# Task goal
When you have gone through the records below, state only how many lines include the word "this".

# Exercise materials

□ □ □ □ □ □ □

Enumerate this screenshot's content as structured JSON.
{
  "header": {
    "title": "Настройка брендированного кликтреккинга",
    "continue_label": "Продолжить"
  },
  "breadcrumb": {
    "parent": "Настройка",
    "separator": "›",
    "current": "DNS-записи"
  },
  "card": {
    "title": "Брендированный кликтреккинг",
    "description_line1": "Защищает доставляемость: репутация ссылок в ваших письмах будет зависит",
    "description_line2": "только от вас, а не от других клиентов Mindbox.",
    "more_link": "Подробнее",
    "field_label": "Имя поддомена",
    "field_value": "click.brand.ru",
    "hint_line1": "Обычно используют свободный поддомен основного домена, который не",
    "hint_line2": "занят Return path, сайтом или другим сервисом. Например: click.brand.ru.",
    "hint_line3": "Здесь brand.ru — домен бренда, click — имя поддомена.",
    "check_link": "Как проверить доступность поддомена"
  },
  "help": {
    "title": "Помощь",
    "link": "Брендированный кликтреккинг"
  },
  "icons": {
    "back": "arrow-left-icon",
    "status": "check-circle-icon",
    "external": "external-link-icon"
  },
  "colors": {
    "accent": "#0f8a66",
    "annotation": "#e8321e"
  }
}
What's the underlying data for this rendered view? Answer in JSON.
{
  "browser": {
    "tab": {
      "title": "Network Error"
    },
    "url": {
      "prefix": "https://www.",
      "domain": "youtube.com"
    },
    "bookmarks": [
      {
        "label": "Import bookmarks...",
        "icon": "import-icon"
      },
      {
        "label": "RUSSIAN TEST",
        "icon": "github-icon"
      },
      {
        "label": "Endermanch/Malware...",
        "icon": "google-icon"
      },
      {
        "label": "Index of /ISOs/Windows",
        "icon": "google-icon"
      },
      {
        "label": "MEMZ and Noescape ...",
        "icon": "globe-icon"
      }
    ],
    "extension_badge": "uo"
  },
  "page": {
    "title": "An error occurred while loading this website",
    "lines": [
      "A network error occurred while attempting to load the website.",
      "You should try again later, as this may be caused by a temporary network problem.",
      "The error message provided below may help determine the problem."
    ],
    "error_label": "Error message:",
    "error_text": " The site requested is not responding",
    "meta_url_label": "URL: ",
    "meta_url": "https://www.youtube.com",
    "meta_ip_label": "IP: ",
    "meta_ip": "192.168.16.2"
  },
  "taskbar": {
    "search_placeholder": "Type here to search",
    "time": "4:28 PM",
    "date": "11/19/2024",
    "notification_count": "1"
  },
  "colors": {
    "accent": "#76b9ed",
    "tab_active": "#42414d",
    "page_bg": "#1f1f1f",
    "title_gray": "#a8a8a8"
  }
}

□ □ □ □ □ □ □

# Written answer
4